§ **Exercise**:
Lines from the entries below that hold "不等高砖大放脚" form the answer; copy all of them.

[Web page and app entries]
━━━

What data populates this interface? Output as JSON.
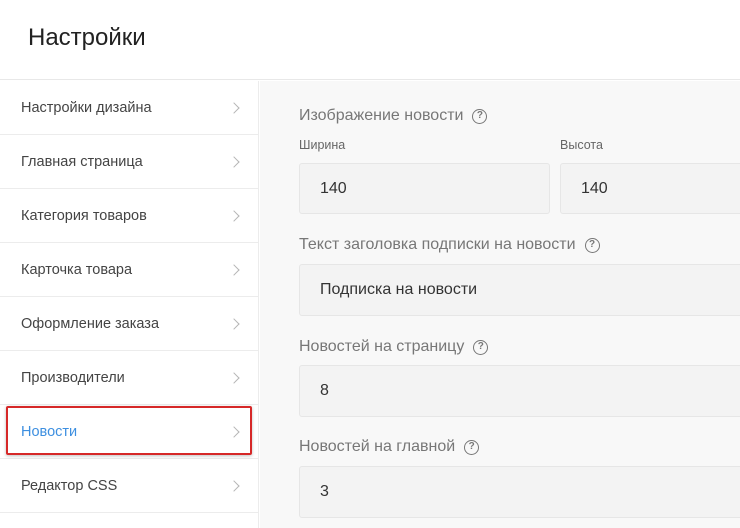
{
  "header": {
    "title": "Настройки"
  },
  "sidebar": {
    "items": [
      {
        "label": "Настройки дизайна"
      },
      {
        "label": "Главная страница"
      },
      {
        "label": "Категория товаров"
      },
      {
        "label": "Карточка товара"
      },
      {
        "label": "Оформление заказа"
      },
      {
        "label": "Производители"
      },
      {
        "label": "Новости"
      },
      {
        "label": "Редактор CSS"
      }
    ],
    "active_index": 6
  },
  "news_image": {
    "title": "Изображение новости",
    "width_label": "Ширина",
    "width_value": "140",
    "height_label": "Высота",
    "height_value": "140"
  },
  "subscription": {
    "title": "Текст заголовка подписки на новости",
    "value": "Подписка на новости"
  },
  "per_page": {
    "title": "Новостей на страницу",
    "value": "8"
  },
  "on_main": {
    "title": "Новостей на главной",
    "value": "3"
  },
  "help_glyph": "?",
  "colors": {
    "active": "#3d8fe0",
    "highlight": "#d62828"
  }
}
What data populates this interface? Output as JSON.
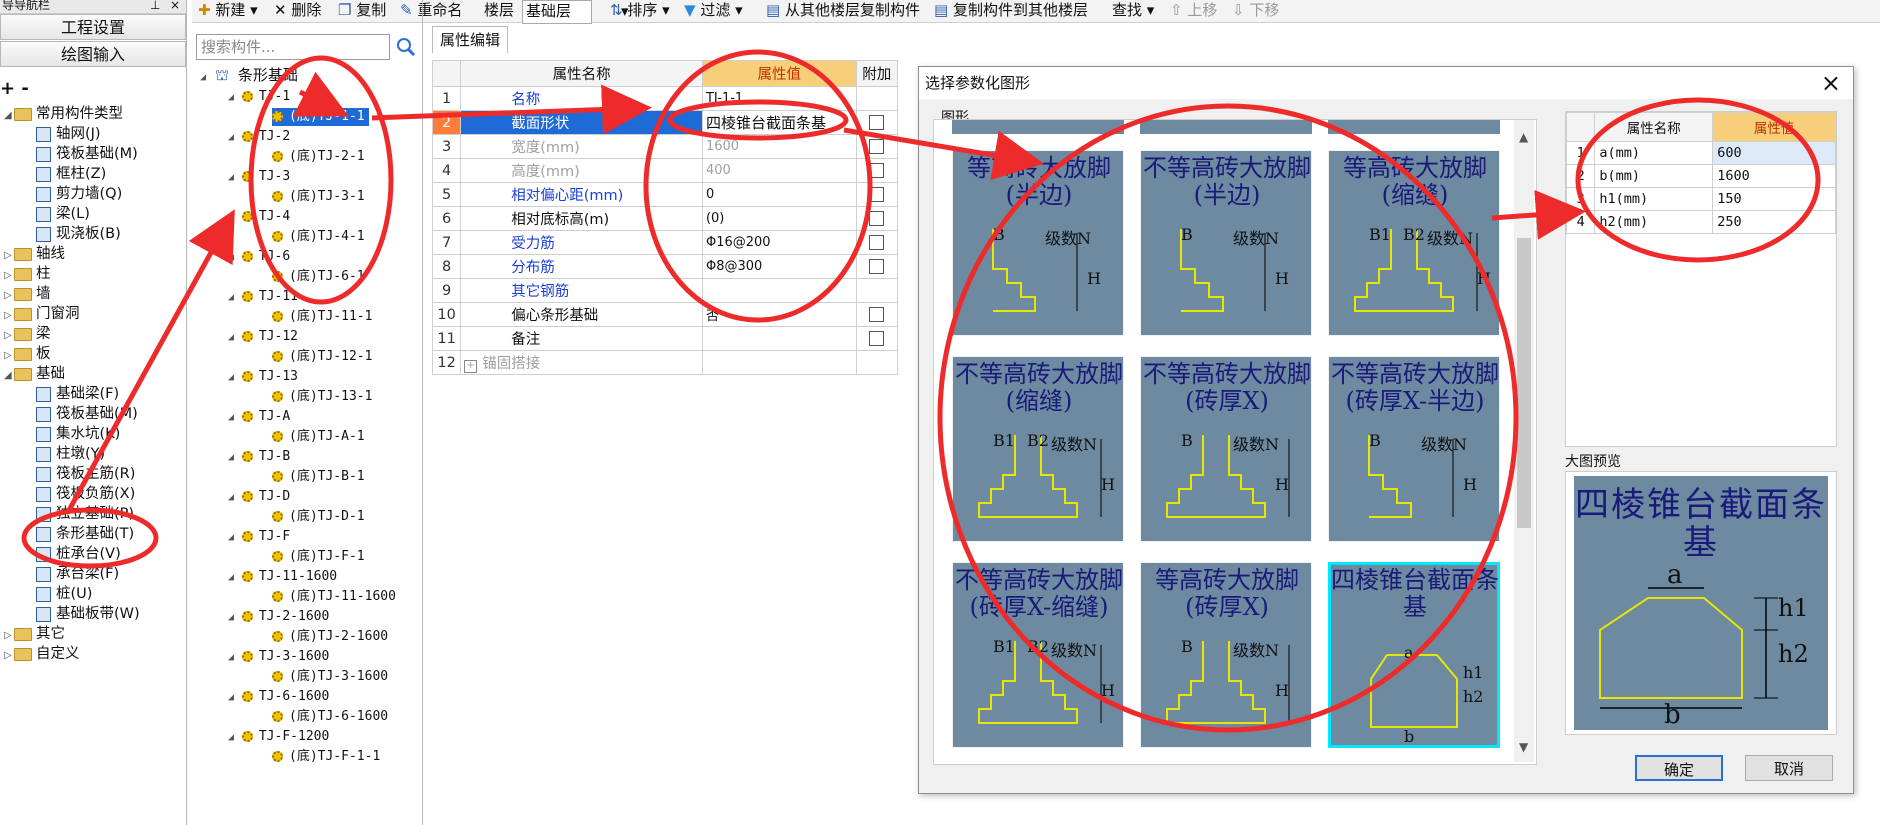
{
  "nav": {
    "title": "导导航栏",
    "buttons": [
      "工程设置",
      "绘图输入"
    ],
    "expand_icons": "+ -",
    "groups": [
      {
        "label": "常用构件类型",
        "items": [
          "轴网(J)",
          "筏板基础(M)",
          "框柱(Z)",
          "剪力墙(Q)",
          "梁(L)",
          "现浇板(B)"
        ]
      },
      {
        "label": "轴线"
      },
      {
        "label": "柱"
      },
      {
        "label": "墙"
      },
      {
        "label": "门窗洞"
      },
      {
        "label": "梁"
      },
      {
        "label": "板"
      },
      {
        "label": "基础",
        "items": [
          "基础梁(F)",
          "筏板基础(M)",
          "集水坑(K)",
          "柱墩(Y)",
          "筏板主筋(R)",
          "筏板负筋(X)",
          "独立基础(P)",
          "条形基础(T)",
          "桩承台(V)",
          "承台梁(F)",
          "桩(U)",
          "基础板带(W)"
        ]
      },
      {
        "label": "其它"
      },
      {
        "label": "自定义"
      }
    ]
  },
  "toolbar": {
    "items": [
      "新建",
      "删除",
      "复制",
      "重命名",
      "楼层",
      "基础层",
      "排序",
      "过滤",
      "从其他楼层复制构件",
      "复制构件到其他楼层",
      "查找",
      "上移",
      "下移"
    ]
  },
  "search": {
    "placeholder": "搜索构件..."
  },
  "component_tree": {
    "root": "条形基础",
    "groups": [
      {
        "name": "TJ-1",
        "child": "(底)TJ-1-1"
      },
      {
        "name": "TJ-2",
        "child": "(底)TJ-2-1"
      },
      {
        "name": "TJ-3",
        "child": "(底)TJ-3-1"
      },
      {
        "name": "TJ-4",
        "child": "(底)TJ-4-1"
      },
      {
        "name": "TJ-6",
        "child": "(底)TJ-6-1"
      },
      {
        "name": "TJ-11",
        "child": "(底)TJ-11-1"
      },
      {
        "name": "TJ-12",
        "child": "(底)TJ-12-1"
      },
      {
        "name": "TJ-13",
        "child": "(底)TJ-13-1"
      },
      {
        "name": "TJ-A",
        "child": "(底)TJ-A-1"
      },
      {
        "name": "TJ-B",
        "child": "(底)TJ-B-1"
      },
      {
        "name": "TJ-D",
        "child": "(底)TJ-D-1"
      },
      {
        "name": "TJ-F",
        "child": "(底)TJ-F-1"
      },
      {
        "name": "TJ-11-1600",
        "child": "(底)TJ-11-1600"
      },
      {
        "name": "TJ-2-1600",
        "child": "(底)TJ-2-1600"
      },
      {
        "name": "TJ-3-1600",
        "child": "(底)TJ-3-1600"
      },
      {
        "name": "TJ-6-1600",
        "child": "(底)TJ-6-1600"
      },
      {
        "name": "TJ-F-1200",
        "child": "(底)TJ-F-1-1"
      }
    ]
  },
  "property_panel": {
    "tab": "属性编辑",
    "headers": [
      "属性名称",
      "属性值",
      "附加"
    ],
    "rows": [
      {
        "num": "1",
        "name": "名称",
        "value": "TJ-1-1",
        "style": "blue",
        "check": false
      },
      {
        "num": "2",
        "name": "截面形状",
        "value": "四棱锥台截面条基",
        "style": "sel",
        "check": true
      },
      {
        "num": "3",
        "name": "宽度(mm)",
        "value": "1600",
        "style": "gray",
        "check": true
      },
      {
        "num": "4",
        "name": "高度(mm)",
        "value": "400",
        "style": "gray",
        "check": true
      },
      {
        "num": "5",
        "name": "相对偏心距(mm)",
        "value": "0",
        "style": "blue",
        "check": true
      },
      {
        "num": "6",
        "name": "相对底标高(m)",
        "value": "(0)",
        "style": "",
        "check": true
      },
      {
        "num": "7",
        "name": "受力筋",
        "value": "Φ16@200",
        "style": "blue",
        "check": true
      },
      {
        "num": "8",
        "name": "分布筋",
        "value": "Φ8@300",
        "style": "blue",
        "check": true
      },
      {
        "num": "9",
        "name": "其它钢筋",
        "value": "",
        "style": "blue",
        "check": false
      },
      {
        "num": "10",
        "name": "偏心条形基础",
        "value": "否",
        "style": "",
        "check": true
      },
      {
        "num": "11",
        "name": "备注",
        "value": "",
        "style": "",
        "check": true
      },
      {
        "num": "12",
        "name": "锚固搭接",
        "value": "",
        "style": "gray",
        "check": false
      }
    ]
  },
  "dialog": {
    "title": "选择参数化图形",
    "shapes_label": "图形",
    "tiles": [
      {
        "title": "等高砖大放脚(半边)",
        "labels": [
          "B",
          "级数N",
          "H"
        ]
      },
      {
        "title": "不等高砖大放脚(半边)",
        "labels": [
          "B",
          "级数N",
          "H"
        ]
      },
      {
        "title": "等高砖大放脚(缩缝)",
        "labels": [
          "B1",
          "B2",
          "级数N",
          "H"
        ]
      },
      {
        "title": "不等高砖大放脚(缩缝)",
        "labels": [
          "B1",
          "B2",
          "级数N",
          "H"
        ]
      },
      {
        "title": "不等高砖大放脚(砖厚X)",
        "labels": [
          "B",
          "级数N",
          "H"
        ]
      },
      {
        "title": "不等高砖大放脚(砖厚X-半边)",
        "labels": [
          "B",
          "级数N",
          "H"
        ]
      },
      {
        "title": "不等高砖大放脚(砖厚X-缩缝)",
        "labels": [
          "B1",
          "B2",
          "级数N",
          "H"
        ]
      },
      {
        "title": "等高砖大放脚(砖厚X)",
        "labels": [
          "B",
          "级数N",
          "H"
        ]
      },
      {
        "title": "四棱锥台截面条基",
        "labels": [
          "a",
          "h1",
          "h2",
          "b"
        ]
      }
    ],
    "params": {
      "headers": [
        "属性名称",
        "属性值"
      ],
      "rows": [
        {
          "num": "1",
          "name": "a(mm)",
          "value": "600"
        },
        {
          "num": "2",
          "name": "b(mm)",
          "value": "1600"
        },
        {
          "num": "3",
          "name": "h1(mm)",
          "value": "150"
        },
        {
          "num": "4",
          "name": "h2(mm)",
          "value": "250"
        }
      ]
    },
    "preview": {
      "label": "大图预览",
      "title": "四棱锥台截面条基",
      "labels": [
        "a",
        "h1",
        "h2",
        "b"
      ]
    },
    "ok": "确定",
    "cancel": "取消"
  },
  "colors": {
    "annotation": "#ee2b2b",
    "selection_blue": "#1e6ad6",
    "value_header": "#f7cf7a",
    "tile_bg": "#6d8aa1",
    "tile_selected_outline": "#00e8ff"
  }
}
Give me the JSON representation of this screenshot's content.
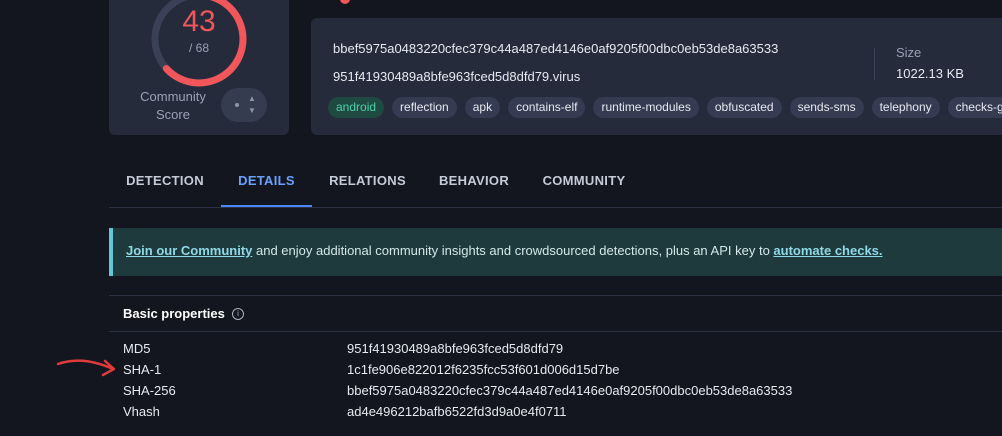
{
  "score": {
    "detections": "43",
    "total": "/ 68",
    "detected_fraction": 0.632,
    "community_label": "Community Score"
  },
  "file": {
    "sha256": "bbef5975a0483220cfec379c44a487ed4146e0af9205f00dbc0eb53de8a63533",
    "name": "951f41930489a8bfe963fced5d8dfd79.virus",
    "size_label": "Size",
    "size_value": "1022.13 KB",
    "tags": [
      "android",
      "reflection",
      "apk",
      "contains-elf",
      "runtime-modules",
      "obfuscated",
      "sends-sms",
      "telephony",
      "checks-gps"
    ]
  },
  "tabs": [
    "DETECTION",
    "DETAILS",
    "RELATIONS",
    "BEHAVIOR",
    "COMMUNITY"
  ],
  "active_tab": "DETAILS",
  "banner": {
    "link1": "Join our Community",
    "middle": " and enjoy additional community insights and crowdsourced detections, plus an API key to ",
    "link2": "automate checks."
  },
  "properties": {
    "title": "Basic properties",
    "rows": [
      {
        "key": "MD5",
        "value": "951f41930489a8bfe963fced5d8dfd79"
      },
      {
        "key": "SHA-1",
        "value": "1c1fe906e822012f6235fcc53f601d006d15d7be"
      },
      {
        "key": "SHA-256",
        "value": "bbef5975a0483220cfec379c44a487ed4146e0af9205f00dbc0eb53de8a63533"
      },
      {
        "key": "Vhash",
        "value": "ad4e496212bafb6522fd3d9a0e4f0711"
      }
    ]
  },
  "colors": {
    "accent_red": "#f0565a",
    "accent_blue": "#4f86f7",
    "tag_green": "#4fd1a5",
    "banner_accent": "#5fc7d6"
  }
}
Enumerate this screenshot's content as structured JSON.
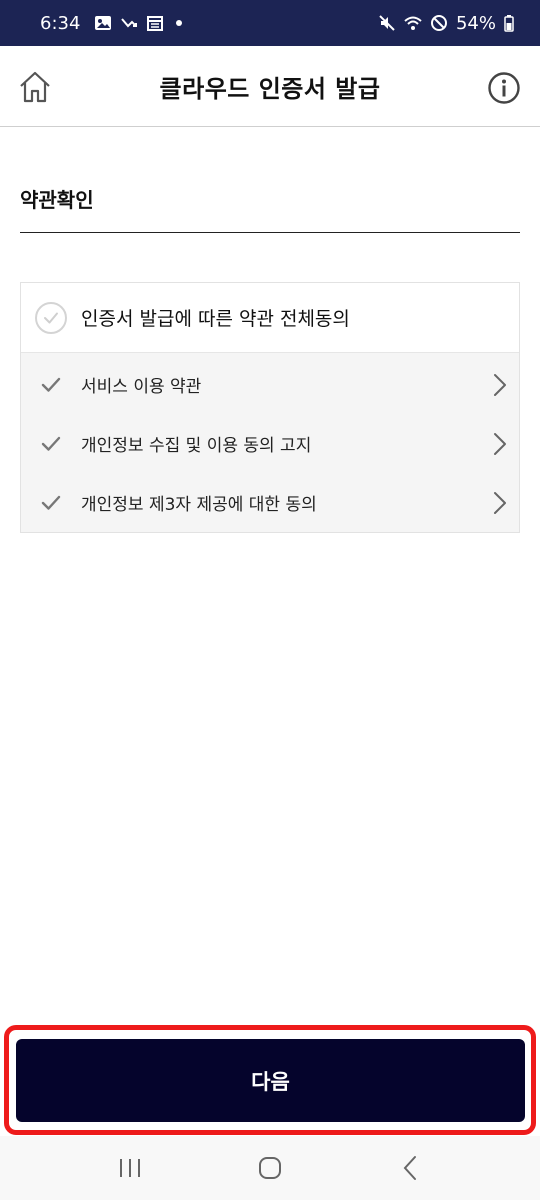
{
  "status_bar": {
    "time": "6:34",
    "battery": "54%",
    "icons": [
      "image-icon",
      "missed-call-icon",
      "calendar-icon",
      "dot-icon",
      "mute-icon",
      "wifi-icon",
      "do-not-disturb-icon",
      "battery-icon"
    ]
  },
  "header": {
    "title": "클라우드 인증서 발급",
    "home_icon": "home-icon",
    "info_icon": "info-icon"
  },
  "section": {
    "title": "약관확인"
  },
  "terms": {
    "all_agree_label": "인증서 발급에 따른 약관 전체동의",
    "items": [
      {
        "label": "서비스 이용 약관"
      },
      {
        "label": "개인정보 수집 및 이용 동의 고지"
      },
      {
        "label": "개인정보 제3자 제공에 대한 동의"
      }
    ]
  },
  "footer": {
    "next_label": "다음",
    "highlight_color": "#ee1b1b",
    "button_color": "#05042c"
  },
  "nav_bar": {
    "icons": [
      "recent-apps-icon",
      "home-nav-icon",
      "back-icon"
    ]
  }
}
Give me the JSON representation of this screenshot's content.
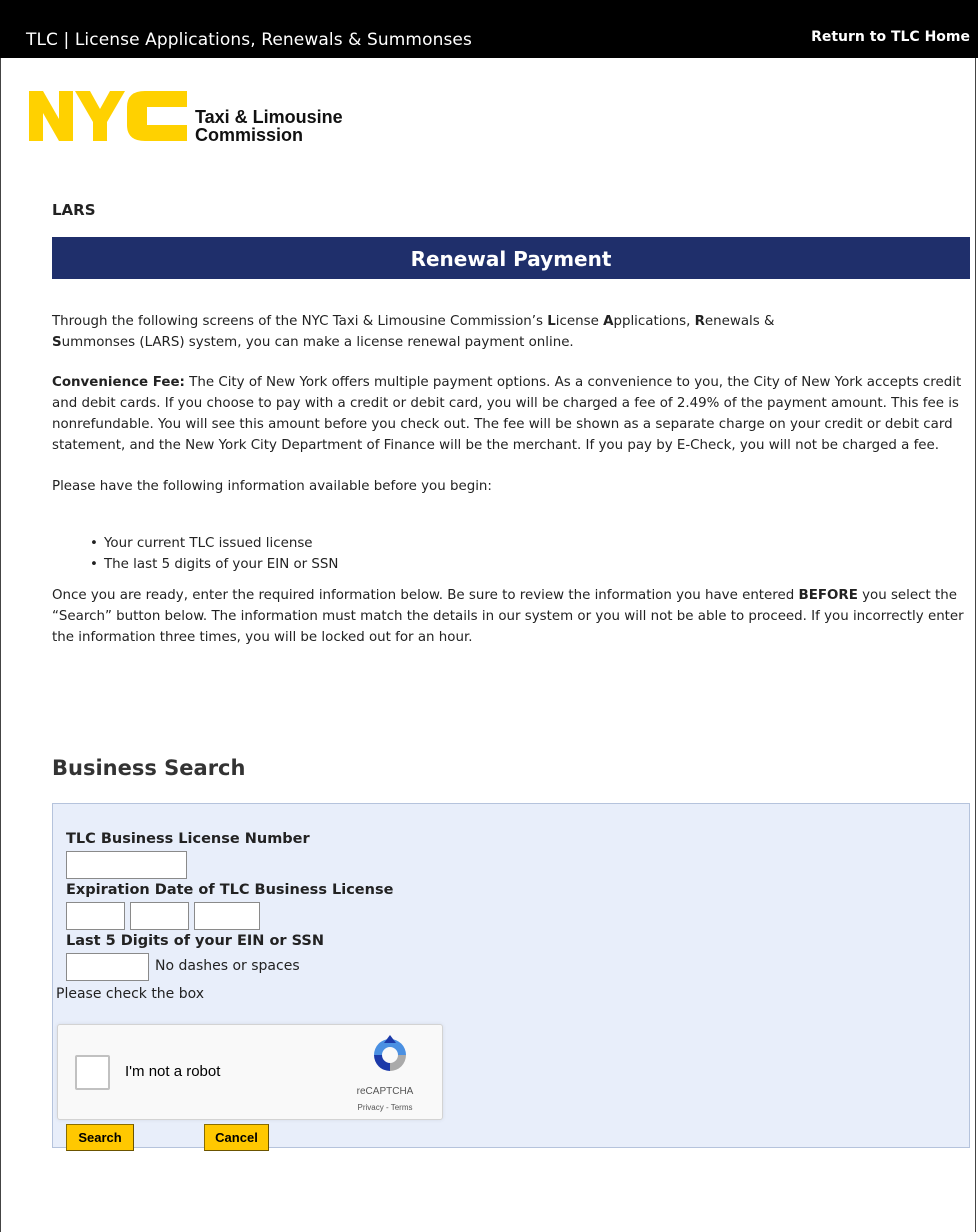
{
  "topbar": {
    "title": "TLC | License Applications, Renewals & Summonses",
    "home_link": "Return to TLC Home"
  },
  "logo": {
    "mark": "NYC",
    "agency_line1": "Taxi & Limousine",
    "agency_line2": "Commission",
    "brand_color": "#FFD100"
  },
  "system_label": "LARS",
  "banner": {
    "title": "Renewal Payment",
    "color": "#1F2F6B"
  },
  "intro": {
    "p1_a": "Through the following screens of the NYC Taxi & Limousine Commission’s ",
    "p1_L": "L",
    "p1_b": "icense ",
    "p1_A": "A",
    "p1_c": "pplications, ",
    "p1_R": "R",
    "p1_d": "enewals &",
    "p1_S": "S",
    "p1_e": "ummonses (LARS) system, you can make a license renewal payment online.",
    "fee_label": "Convenience Fee:",
    "fee_text": " The City of New York offers multiple payment options. As a convenience to you, the City of New York accepts credit and debit cards. If you choose to pay with a credit or debit card, you will be charged a fee of 2.49% of the payment amount. This fee is nonrefundable. You will see this amount before you check out. The fee will be shown as a separate charge on your credit or debit card statement, and the New York City Department of Finance will be the merchant. If you pay by E-Check, you will not be charged a fee.",
    "prep": "Please have the following information available before you begin:",
    "bullets": [
      "Your current TLC issued license",
      "The last 5 digits of your EIN or SSN"
    ],
    "ready_a": "Once you are ready, enter the required information below. Be sure to review the information you have entered ",
    "ready_bold": "BEFORE",
    "ready_b": " you select the “Search” button below. The information must match the details in our system or you will not be able to proceed. If you incorrectly enter the information three times, you will be locked out for an hour."
  },
  "search": {
    "heading": "Business Search",
    "license_label": "TLC Business License Number",
    "license_value": "",
    "expiration_label": "Expiration Date of TLC Business License",
    "exp_month": "",
    "exp_day": "",
    "exp_year": "",
    "ein_label": "Last 5 Digits of your EIN or SSN",
    "ein_value": "",
    "ein_hint": "No dashes or spaces",
    "check_prompt": "Please check the box",
    "panel_color": "#E8EEFA"
  },
  "recaptcha": {
    "label": "I'm not a robot",
    "brand": "reCAPTCHA",
    "terms": "Privacy - Terms",
    "icon": "recaptcha-logo"
  },
  "buttons": {
    "search": "Search",
    "cancel": "Cancel",
    "color": "#FFC800"
  }
}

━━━

§ **Answer to this exercise**:
        "title": "不等高砖大放脚(半边)",
        "title": "不等高砖大放脚(缩缝)",
        "title": "不等高砖大放脚(砖厚X)",
        "title": "不等高砖大放脚(砖厚X-半边)",
        "title": "不等高砖大放脚(砖厚X-缩缝)",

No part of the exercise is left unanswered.